THE INPUT.
--------------------------------------------------
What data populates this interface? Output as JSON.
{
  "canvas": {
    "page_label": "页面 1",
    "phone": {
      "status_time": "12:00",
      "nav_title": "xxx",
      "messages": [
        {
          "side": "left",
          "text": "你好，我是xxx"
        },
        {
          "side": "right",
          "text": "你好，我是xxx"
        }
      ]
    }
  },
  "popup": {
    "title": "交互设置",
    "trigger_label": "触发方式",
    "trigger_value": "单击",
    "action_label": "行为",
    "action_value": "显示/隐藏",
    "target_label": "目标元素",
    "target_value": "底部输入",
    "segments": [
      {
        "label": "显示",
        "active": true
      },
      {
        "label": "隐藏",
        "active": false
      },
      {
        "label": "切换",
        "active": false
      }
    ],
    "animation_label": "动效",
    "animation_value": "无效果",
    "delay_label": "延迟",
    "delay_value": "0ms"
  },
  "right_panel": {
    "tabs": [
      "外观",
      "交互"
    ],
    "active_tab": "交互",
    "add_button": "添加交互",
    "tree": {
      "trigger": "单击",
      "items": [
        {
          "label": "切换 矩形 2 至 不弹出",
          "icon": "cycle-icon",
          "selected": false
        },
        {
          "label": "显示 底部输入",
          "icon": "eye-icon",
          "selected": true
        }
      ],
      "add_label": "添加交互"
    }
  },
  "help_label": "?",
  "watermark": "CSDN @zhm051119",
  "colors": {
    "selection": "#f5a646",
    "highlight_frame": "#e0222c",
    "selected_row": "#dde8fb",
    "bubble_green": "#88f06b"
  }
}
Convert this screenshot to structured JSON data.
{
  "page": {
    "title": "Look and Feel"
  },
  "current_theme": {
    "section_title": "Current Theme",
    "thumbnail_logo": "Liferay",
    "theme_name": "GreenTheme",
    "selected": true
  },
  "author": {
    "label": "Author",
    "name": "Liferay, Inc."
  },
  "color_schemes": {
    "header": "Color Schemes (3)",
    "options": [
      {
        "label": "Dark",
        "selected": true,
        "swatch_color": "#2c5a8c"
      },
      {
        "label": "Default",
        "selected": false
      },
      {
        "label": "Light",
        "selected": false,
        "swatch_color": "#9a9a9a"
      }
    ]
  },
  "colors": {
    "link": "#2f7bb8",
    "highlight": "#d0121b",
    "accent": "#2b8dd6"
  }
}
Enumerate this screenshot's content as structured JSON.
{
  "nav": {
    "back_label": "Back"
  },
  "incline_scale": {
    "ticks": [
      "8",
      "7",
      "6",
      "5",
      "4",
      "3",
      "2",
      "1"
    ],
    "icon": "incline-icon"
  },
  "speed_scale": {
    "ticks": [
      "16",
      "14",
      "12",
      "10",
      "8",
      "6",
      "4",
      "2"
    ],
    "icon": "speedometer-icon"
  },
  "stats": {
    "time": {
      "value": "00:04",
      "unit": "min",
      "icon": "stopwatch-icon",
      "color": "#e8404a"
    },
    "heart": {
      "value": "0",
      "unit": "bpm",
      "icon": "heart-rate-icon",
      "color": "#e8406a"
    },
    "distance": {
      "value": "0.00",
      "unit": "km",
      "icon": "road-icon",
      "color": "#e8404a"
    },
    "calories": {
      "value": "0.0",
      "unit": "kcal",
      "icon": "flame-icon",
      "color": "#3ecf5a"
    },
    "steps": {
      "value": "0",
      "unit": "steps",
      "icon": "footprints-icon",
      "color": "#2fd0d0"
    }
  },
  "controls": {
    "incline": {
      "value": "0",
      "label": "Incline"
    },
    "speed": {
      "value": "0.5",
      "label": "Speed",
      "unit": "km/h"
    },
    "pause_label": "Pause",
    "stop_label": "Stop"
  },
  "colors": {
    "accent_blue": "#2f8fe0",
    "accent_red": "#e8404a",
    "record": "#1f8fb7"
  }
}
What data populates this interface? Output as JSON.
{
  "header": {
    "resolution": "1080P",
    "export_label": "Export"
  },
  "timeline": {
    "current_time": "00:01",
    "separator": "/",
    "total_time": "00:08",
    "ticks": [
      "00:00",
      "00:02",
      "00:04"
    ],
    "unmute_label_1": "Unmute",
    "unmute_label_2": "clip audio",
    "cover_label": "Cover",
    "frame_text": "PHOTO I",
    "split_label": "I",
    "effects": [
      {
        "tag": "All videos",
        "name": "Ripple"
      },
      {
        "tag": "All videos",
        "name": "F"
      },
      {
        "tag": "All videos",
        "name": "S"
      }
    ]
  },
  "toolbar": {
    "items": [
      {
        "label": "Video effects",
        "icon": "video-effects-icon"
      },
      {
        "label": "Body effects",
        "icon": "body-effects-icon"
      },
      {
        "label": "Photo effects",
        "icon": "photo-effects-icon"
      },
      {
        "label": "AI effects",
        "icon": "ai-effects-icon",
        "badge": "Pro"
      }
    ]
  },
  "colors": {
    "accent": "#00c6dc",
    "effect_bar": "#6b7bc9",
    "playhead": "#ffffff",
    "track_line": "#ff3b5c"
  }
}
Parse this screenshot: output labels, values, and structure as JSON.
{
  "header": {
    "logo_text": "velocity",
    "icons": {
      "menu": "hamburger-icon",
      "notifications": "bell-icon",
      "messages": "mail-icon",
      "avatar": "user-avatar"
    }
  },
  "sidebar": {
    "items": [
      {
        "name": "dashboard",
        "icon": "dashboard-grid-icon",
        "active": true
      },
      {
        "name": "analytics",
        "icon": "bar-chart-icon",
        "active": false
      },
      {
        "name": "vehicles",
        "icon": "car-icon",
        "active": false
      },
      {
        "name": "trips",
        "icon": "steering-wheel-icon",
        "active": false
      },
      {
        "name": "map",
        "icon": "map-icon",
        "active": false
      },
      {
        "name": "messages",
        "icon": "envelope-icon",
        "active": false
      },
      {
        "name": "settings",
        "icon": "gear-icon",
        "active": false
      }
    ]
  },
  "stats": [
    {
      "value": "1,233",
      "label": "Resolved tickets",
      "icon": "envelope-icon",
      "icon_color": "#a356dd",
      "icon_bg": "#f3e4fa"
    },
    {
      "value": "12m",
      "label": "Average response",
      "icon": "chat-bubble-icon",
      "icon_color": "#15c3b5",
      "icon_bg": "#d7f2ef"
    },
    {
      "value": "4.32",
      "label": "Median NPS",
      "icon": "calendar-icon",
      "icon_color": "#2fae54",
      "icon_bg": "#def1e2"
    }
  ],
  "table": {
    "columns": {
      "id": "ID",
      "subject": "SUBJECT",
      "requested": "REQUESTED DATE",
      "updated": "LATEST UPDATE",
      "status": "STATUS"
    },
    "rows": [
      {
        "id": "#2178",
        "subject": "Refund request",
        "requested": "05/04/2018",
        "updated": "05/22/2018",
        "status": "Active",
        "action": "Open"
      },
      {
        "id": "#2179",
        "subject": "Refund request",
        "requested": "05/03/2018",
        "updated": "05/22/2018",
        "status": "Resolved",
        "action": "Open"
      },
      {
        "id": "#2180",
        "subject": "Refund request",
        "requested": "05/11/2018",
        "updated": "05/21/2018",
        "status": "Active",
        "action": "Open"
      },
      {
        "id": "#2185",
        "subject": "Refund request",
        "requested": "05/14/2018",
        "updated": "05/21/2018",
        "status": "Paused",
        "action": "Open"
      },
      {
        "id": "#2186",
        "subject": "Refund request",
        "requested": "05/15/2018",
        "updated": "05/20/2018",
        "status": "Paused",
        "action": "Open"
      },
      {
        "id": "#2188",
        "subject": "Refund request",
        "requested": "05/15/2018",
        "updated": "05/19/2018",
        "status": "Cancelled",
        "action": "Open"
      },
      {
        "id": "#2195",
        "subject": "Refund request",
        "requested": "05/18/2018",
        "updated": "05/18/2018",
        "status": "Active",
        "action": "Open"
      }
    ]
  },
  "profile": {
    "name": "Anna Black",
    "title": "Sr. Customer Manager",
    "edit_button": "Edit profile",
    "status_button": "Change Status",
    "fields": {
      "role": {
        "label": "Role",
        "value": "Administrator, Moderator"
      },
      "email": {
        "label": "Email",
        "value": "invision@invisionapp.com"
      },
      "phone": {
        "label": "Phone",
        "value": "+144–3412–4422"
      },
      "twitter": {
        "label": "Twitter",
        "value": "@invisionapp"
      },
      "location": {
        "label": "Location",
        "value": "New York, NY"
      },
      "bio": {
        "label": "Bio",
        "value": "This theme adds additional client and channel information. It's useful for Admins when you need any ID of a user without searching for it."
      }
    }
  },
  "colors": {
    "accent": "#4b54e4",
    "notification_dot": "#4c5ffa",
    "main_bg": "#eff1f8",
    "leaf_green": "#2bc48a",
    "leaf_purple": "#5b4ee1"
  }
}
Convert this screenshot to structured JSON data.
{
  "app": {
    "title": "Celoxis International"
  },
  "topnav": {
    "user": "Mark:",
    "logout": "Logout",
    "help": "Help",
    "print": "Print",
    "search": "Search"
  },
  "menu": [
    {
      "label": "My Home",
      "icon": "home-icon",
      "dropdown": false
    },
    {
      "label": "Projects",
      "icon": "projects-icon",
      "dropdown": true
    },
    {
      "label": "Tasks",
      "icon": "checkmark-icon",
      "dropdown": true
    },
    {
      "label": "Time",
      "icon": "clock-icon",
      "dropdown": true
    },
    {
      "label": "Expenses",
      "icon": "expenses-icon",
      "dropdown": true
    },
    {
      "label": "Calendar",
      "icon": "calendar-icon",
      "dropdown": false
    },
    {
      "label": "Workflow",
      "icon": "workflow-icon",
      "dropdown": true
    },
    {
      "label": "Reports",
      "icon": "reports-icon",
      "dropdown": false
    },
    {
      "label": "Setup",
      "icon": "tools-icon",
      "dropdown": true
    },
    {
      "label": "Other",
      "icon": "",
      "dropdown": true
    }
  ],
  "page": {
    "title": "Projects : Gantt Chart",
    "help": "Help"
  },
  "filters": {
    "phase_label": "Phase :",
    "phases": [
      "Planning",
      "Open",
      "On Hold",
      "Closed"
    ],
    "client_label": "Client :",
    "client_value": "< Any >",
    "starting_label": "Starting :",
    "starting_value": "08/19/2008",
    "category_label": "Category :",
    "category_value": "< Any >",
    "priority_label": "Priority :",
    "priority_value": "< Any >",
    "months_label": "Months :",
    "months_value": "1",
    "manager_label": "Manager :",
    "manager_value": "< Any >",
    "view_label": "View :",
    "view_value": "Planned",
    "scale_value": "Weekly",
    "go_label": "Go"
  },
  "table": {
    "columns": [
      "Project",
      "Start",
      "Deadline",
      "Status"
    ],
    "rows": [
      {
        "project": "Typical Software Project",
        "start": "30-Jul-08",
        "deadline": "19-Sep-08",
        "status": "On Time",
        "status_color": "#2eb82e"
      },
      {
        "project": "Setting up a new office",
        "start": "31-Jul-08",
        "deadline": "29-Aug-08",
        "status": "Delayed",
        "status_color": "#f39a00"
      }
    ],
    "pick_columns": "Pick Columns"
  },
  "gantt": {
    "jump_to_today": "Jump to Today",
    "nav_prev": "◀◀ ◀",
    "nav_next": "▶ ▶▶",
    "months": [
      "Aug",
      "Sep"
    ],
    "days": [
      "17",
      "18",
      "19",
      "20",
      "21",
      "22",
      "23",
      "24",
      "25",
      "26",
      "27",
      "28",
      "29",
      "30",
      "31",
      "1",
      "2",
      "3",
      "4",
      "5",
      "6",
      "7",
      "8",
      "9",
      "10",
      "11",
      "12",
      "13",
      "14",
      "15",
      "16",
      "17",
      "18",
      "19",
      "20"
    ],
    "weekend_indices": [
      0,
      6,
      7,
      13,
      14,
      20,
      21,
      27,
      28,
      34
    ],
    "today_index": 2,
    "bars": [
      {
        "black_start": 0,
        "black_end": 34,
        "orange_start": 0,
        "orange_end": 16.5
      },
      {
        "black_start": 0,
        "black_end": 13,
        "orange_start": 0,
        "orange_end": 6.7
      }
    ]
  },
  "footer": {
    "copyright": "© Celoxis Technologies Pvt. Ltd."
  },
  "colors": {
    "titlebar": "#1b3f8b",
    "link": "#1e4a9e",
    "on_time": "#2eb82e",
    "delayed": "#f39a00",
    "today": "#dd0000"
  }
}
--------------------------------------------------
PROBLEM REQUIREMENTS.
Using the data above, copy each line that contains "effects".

RESULT FOR THIS TASK.
    "effects": [
        "label": "Video effects",
        "icon": "video-effects-icon"
        "label": "Body effects",
        "icon": "body-effects-icon"
        "label": "Photo effects",
        "icon": "photo-effects-icon"
        "label": "AI effects",
        "icon": "ai-effects-icon",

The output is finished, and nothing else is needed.